Her most famous characters include Anatole, a French mouse and Basil of Baker Street, a mouse who works as a private eye.

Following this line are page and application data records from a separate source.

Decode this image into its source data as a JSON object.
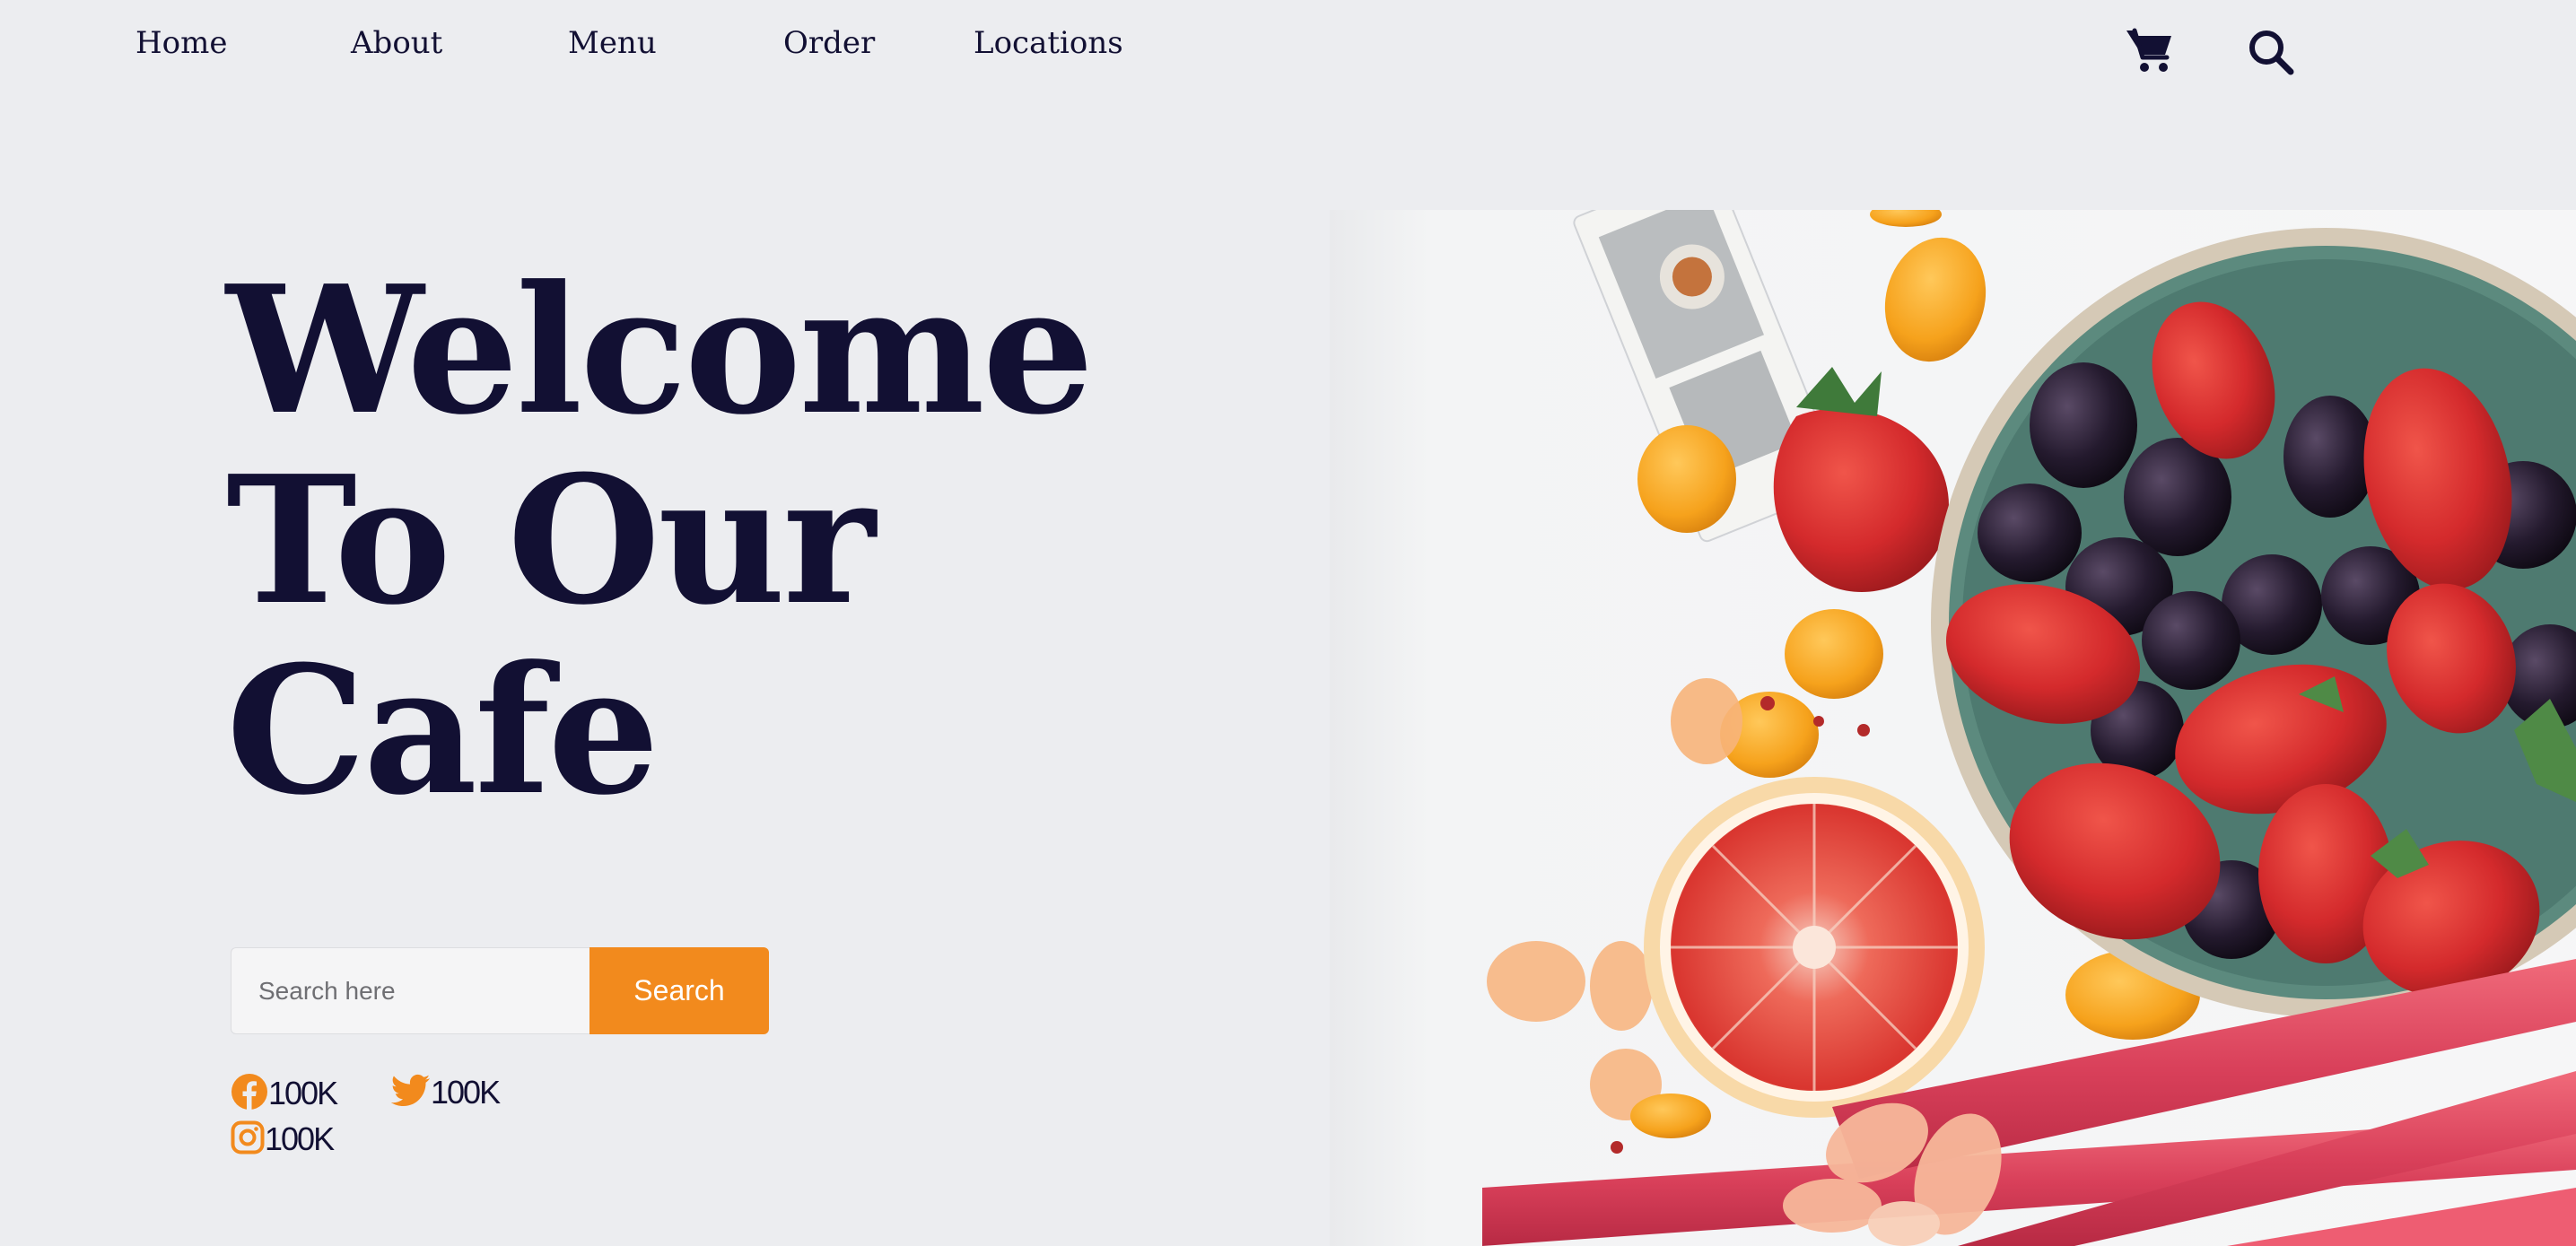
{
  "nav": {
    "links": [
      {
        "label": "Home"
      },
      {
        "label": "About"
      },
      {
        "label": "Menu"
      },
      {
        "label": "Order"
      },
      {
        "label": "Locations"
      }
    ],
    "cart_icon": "cart-icon",
    "search_icon": "search-icon"
  },
  "hero": {
    "headline_lines": [
      "Welcome",
      "To Our",
      "Cafe"
    ]
  },
  "search": {
    "placeholder": "Search here",
    "button_label": "Search"
  },
  "social": [
    {
      "icon": "facebook-icon",
      "count": "100K"
    },
    {
      "icon": "twitter-icon",
      "count": "100K"
    },
    {
      "icon": "instagram-icon",
      "count": "100K"
    }
  ],
  "image": {
    "subject": "fruit-bowl-photo"
  },
  "colors": {
    "background": "#ecedf0",
    "text": "#121033",
    "accent": "#f28a1d"
  }
}
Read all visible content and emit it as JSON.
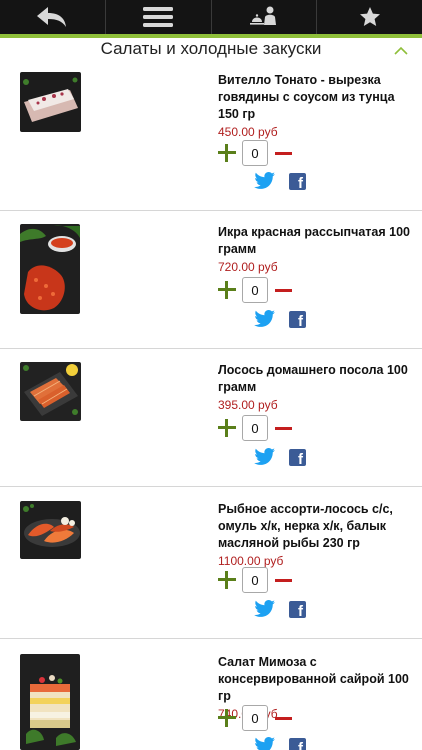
{
  "nav": {
    "buttons": [
      {
        "icon": "back-arrow-icon"
      },
      {
        "icon": "menu-icon"
      },
      {
        "icon": "waiter-cloche-icon"
      },
      {
        "icon": "star-icon"
      }
    ]
  },
  "colors": {
    "accent_green": "#8fbf3a",
    "price_red": "#b01f1f",
    "plus_green": "#5a7f1a",
    "minus_red": "#c41e1e",
    "facebook_blue": "#3b5b96",
    "twitter_blue": "#1da1f2"
  },
  "section": {
    "title": "Салаты и холодные закуски",
    "collapse_icon": "chevron-up-icon"
  },
  "items": [
    {
      "name": "Вителло Тонато - вырезка говядины с соусом из тунца 150 гр",
      "price": "450.00 руб",
      "quantity": "0"
    },
    {
      "name": "Икра красная рассыпчатая 100 грамм",
      "price": "720.00 руб",
      "quantity": "0"
    },
    {
      "name": "Лосось домашнего посола 100 грамм",
      "price": "395.00 руб",
      "quantity": "0"
    },
    {
      "name": "Рыбное ассорти-лосось с/с, омуль х/к, нерка х/к, балык масляной рыбы 230 гр",
      "price": "1100.00 руб",
      "quantity": "0"
    },
    {
      "name": "Салат Мимоза с консервированной сайрой 100 гр",
      "price": "740.00 руб",
      "quantity": "0"
    }
  ]
}
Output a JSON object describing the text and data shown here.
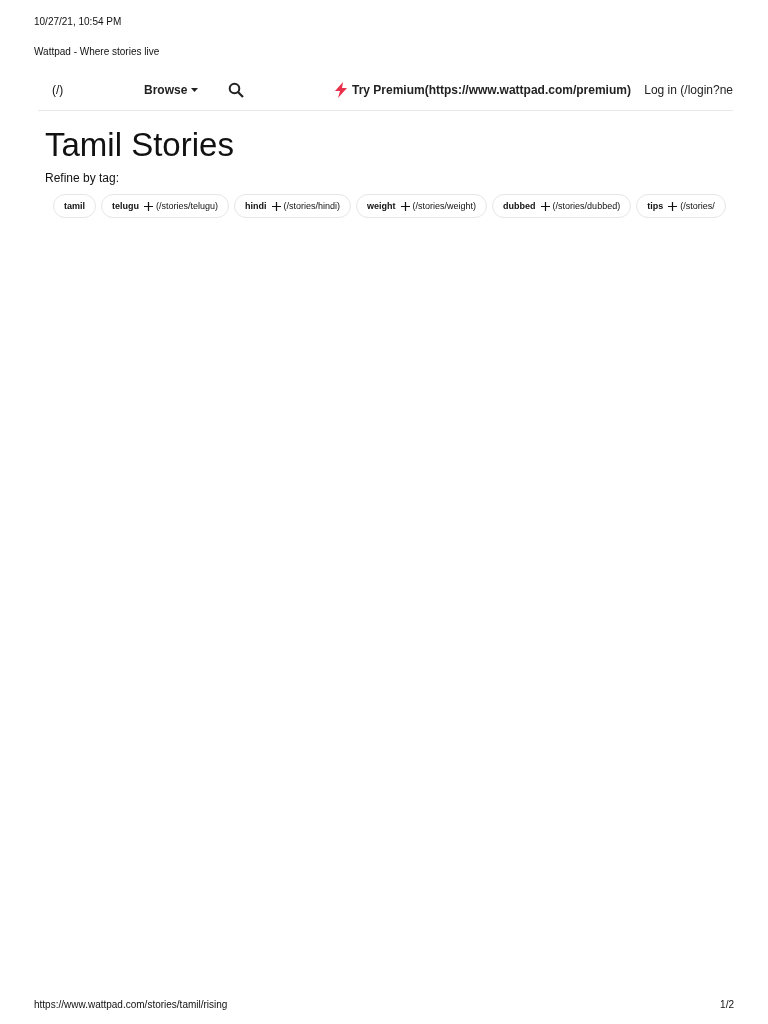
{
  "print_header": {
    "date": "10/27/21, 10:54 PM",
    "title": "Wattpad - Where stories live"
  },
  "nav": {
    "home_link": "(/)",
    "browse": "Browse",
    "premium": "Try Premium(https://www.wattpad.com/premium)",
    "login": "Log in (/login?ne"
  },
  "page": {
    "title": "Tamil Stories",
    "refine_label": "Refine by tag:"
  },
  "tags": [
    {
      "label": "tamil"
    },
    {
      "label": "telugu",
      "link": "(/stories/telugu)"
    },
    {
      "label": "hindi",
      "link": "(/stories/hindi)"
    },
    {
      "label": "weight",
      "link": "(/stories/weight)"
    },
    {
      "label": "dubbed",
      "link": "(/stories/dubbed)"
    },
    {
      "label": "tips",
      "link": "(/stories/"
    }
  ],
  "print_footer": {
    "url": "https://www.wattpad.com/stories/tamil/rising",
    "page": "1/2"
  }
}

Her book, Anatole, won the 1957 Caldecott Honor Book award.

She died in 2002 in Orlando, Florida.

Other books in the series

Basil of Baker Street (10 books)
  • Basil of Baker Street (Basil of Baker Street, #1)
  • Basil and the Lost Colony (Basil of Baker Street, #2)
  • Basil in Mexico (Basil of Baker Street, #4)
  • Basil in the Wild West (Basil of Baker Street, #5)
  • Basil and the Big Cheese Cook-Off (The Great Mouse Detective Book 6)
  • Basil and the Royal Dare
  • Basil and the Library Ghost
  • The Great Mouse Detective Crumbs and Clues Collection: Basil of Baker Street; Basil and the Cave of Cats; Basil in Mexico; Basil in the Wild West; Basil and the Lost Colony
  • The Great Mouse Detective Mastermind Collection Books 1-8: Basil of Baker Street; Basil and the Cave of Cats; Basil in Mexico; Basil in the Wild West; Basil and the Lost Colony; Basil and the Big Cheese Cook-Off; Basil and the Royal Dare; Basil and the...